UCLA Fans Can’t Whine About Villanova’s Home Court Advantage in Philly
One aspect of this year’s tournament that immediately jumps out at you is how few upsets there were. For the first time ever, all top three seeds in each region advanced to the Sweet 16. As it has been under the pod system, many of the top teams are rewarded by being placed in a region that will allow them to play close to home in the early rounds. Both Duke and North Carolina got to play in Greensboro which is in their home state. Even Washington and Gonzaga got to play in Portland which is much closer to Seattle and Spokane than say Bowling Green and West Lafayette. And as UCLA fans well know, Villanova got to play in its home city of Philadelphia, which no doubt proved to be an advantage. I somewhat got caught up in this when I talked about it on the radio but I also must remind myself to stay balanced.

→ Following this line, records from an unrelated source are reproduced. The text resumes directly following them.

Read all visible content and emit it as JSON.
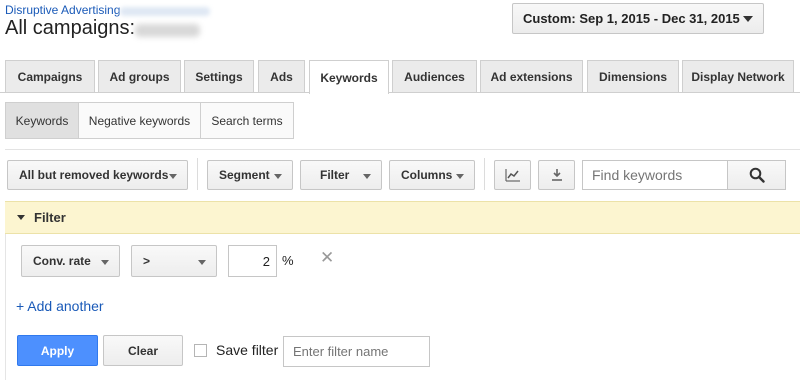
{
  "header": {
    "account": "Disruptive Advertising",
    "title": "All campaigns:"
  },
  "date_range": {
    "label": "Custom: Sep 1, 2015 - Dec 31, 2015"
  },
  "tabs": [
    {
      "label": "Campaigns"
    },
    {
      "label": "Ad groups"
    },
    {
      "label": "Settings"
    },
    {
      "label": "Ads"
    },
    {
      "label": "Keywords",
      "active": true
    },
    {
      "label": "Audiences"
    },
    {
      "label": "Ad extensions"
    },
    {
      "label": "Dimensions"
    },
    {
      "label": "Display Network"
    }
  ],
  "subtabs": [
    {
      "label": "Keywords",
      "active": true
    },
    {
      "label": "Negative keywords"
    },
    {
      "label": "Search terms"
    }
  ],
  "toolbar": {
    "view_filter": "All but removed keywords",
    "segment": "Segment",
    "filter": "Filter",
    "columns": "Columns",
    "chart_icon": "line-chart-icon",
    "download_icon": "download-icon",
    "search_placeholder": "Find keywords",
    "search_icon": "magnifier-icon"
  },
  "filter": {
    "heading": "Filter",
    "metric": "Conv. rate",
    "operator": ">",
    "value": "2",
    "unit": "%",
    "remove_icon": "x-icon",
    "add_another": "+ Add another",
    "apply": "Apply",
    "clear": "Clear",
    "save_label": "Save filter",
    "name_placeholder": "Enter filter name"
  },
  "colors": {
    "accent_blue": "#4d90fe",
    "link_blue": "#1a5ab8",
    "filter_bg": "#fcf5d0"
  }
}
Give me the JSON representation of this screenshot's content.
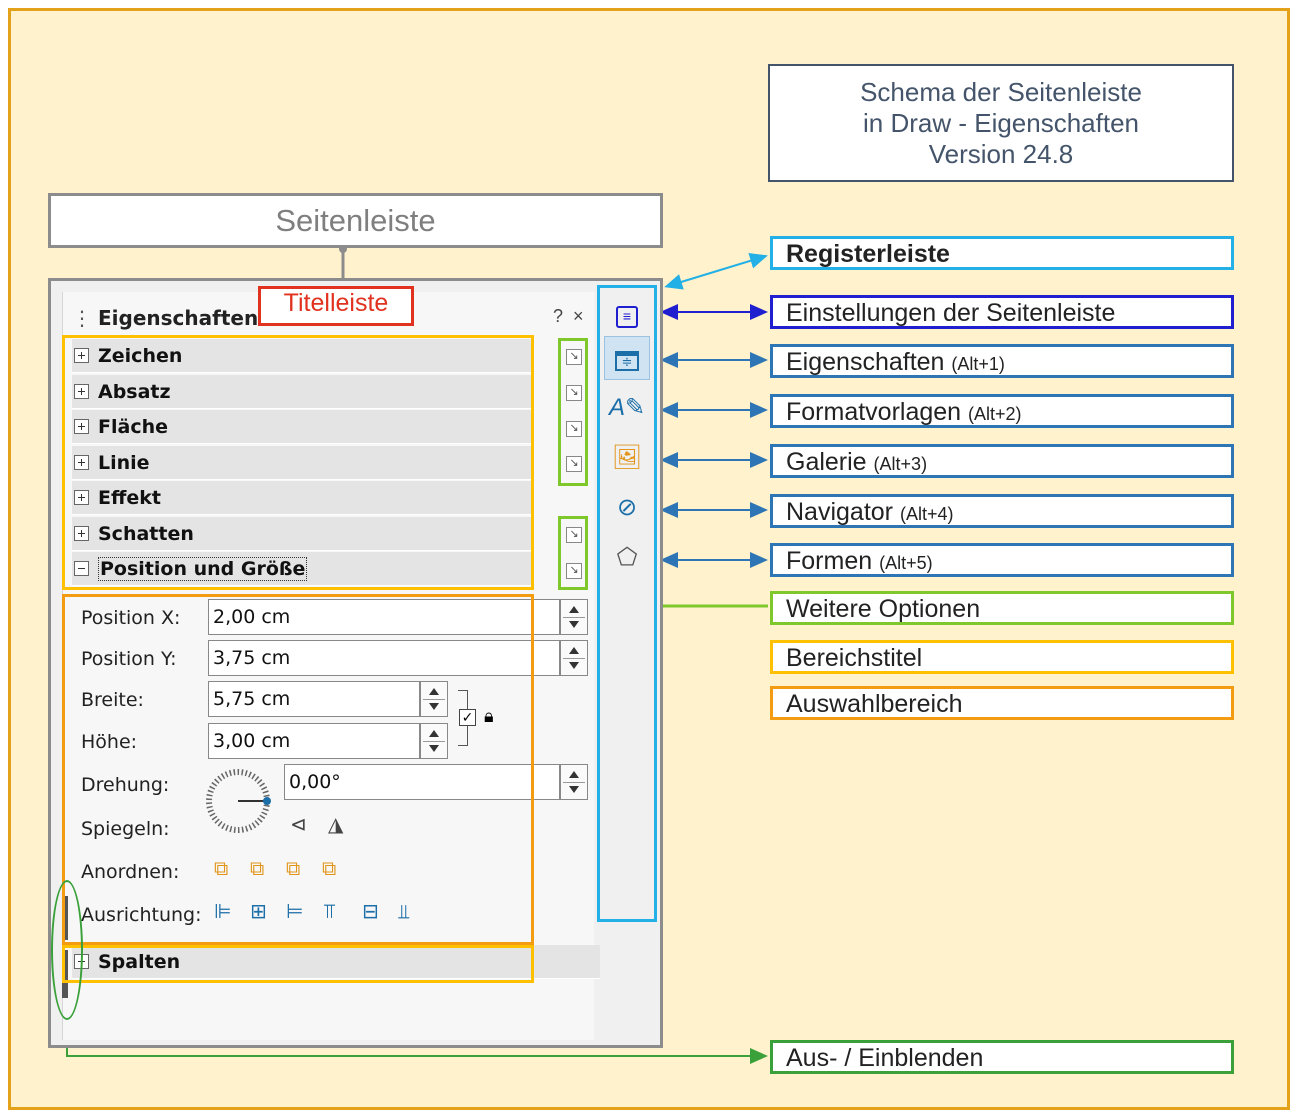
{
  "diagram_title": [
    "Schema der Seitenleiste",
    "in Draw - Eigenschaften",
    "Version 24.8"
  ],
  "sidebar_heading": "Seitenleiste",
  "titlebar_callout": "Titelleiste",
  "panel": {
    "title": "Eigenschaften",
    "help": "?",
    "close": "×",
    "sections": [
      "Zeichen",
      "Absatz",
      "Fläche",
      "Linie",
      "Effekt",
      "Schatten",
      "Position und Größe"
    ],
    "last_section": "Spalten",
    "fields": {
      "pos_x_label": "Position X:",
      "pos_x_value": "2,00 cm",
      "pos_y_label": "Position Y:",
      "pos_y_value": "3,75 cm",
      "width_label": "Breite:",
      "width_value": "5,75 cm",
      "height_label": "Höhe:",
      "height_value": "3,00 cm",
      "rotation_label": "Drehung:",
      "rotation_value": "0,00°",
      "mirror_label": "Spiegeln:",
      "arrange_label": "Anordnen:",
      "align_label": "Ausrichtung:"
    },
    "icons": {
      "mirror": [
        "⊲",
        "◮"
      ],
      "arrange": [
        "⧉",
        "⧉",
        "⧉",
        "⧉"
      ],
      "align": [
        "⊫",
        "⊞",
        "⊨",
        "⫪",
        "⊟",
        "⫫"
      ]
    }
  },
  "tabs": [
    "settings-icon",
    "properties-icon",
    "styles-icon",
    "gallery-icon",
    "navigator-icon",
    "shapes-icon"
  ],
  "legend": {
    "registerleiste": "Registerleiste",
    "settings": "Einstellungen der Seitenleiste",
    "properties": "Eigenschaften",
    "properties_key": "(Alt+1)",
    "styles": "Formatvorlagen",
    "styles_key": "(Alt+2)",
    "gallery": "Galerie",
    "gallery_key": "(Alt+3)",
    "navigator": "Navigator",
    "navigator_key": "(Alt+4)",
    "shapes": "Formen",
    "shapes_key": "(Alt+5)",
    "more_options": "Weitere Optionen",
    "section_title": "Bereichstitel",
    "selection_area": "Auswahlbereich",
    "show_hide": "Aus- / Einblenden"
  },
  "colors": {
    "background": "#fff2cc",
    "frame": "#e3a21a",
    "tabbar": "#22b0e6",
    "dark_blue": "#1f1fcf",
    "mid_blue": "#2e75b6",
    "green": "#7ec82c",
    "dark_green": "#3aa13a",
    "yellow": "#ffc000",
    "orange": "#f39c12",
    "red": "#e0321e",
    "slate": "#44546a"
  }
}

Last year UCLA got to play its first two games of the tournament in Anaheim, only 50 miles south of the campus and nearby a good portion of their fanbase. Without that advantage, the outcome of the two-point win over Texas A&M could have been different (Darren Collison even said so after the game). Two years ago the Bruins got to play their first two games in Sacramento and their next two games in San Jose for the regionals, all within the home state (quite an advantage for the two seed over the one seed — Kansas). In 2006, another Final Four season for the Bruins, UCLA got to play its first two games in San Diego (four hours closer to campus than Sacramento), and the two regional games in Oakland. Again, they never left the state en route to the Final Four.
Complain all you want about the pod system and the way it gives top seeded teams the advantage of playing close to home, or the way it makes teams in the “West Region” (like UConn) play its first and second round games in Philadelphia (go figure). I just need to remind myself and other Bruins fans that we can’t bitch about the bad luck in playing in Villanova’s back yard when we had the same advantage three years in a row. And maybe it’s not such a bad thing considering it rewards consistent winning during the regular season, something I always preach and support. But if you want more upsets, take away the home court advantage gained with the pod system.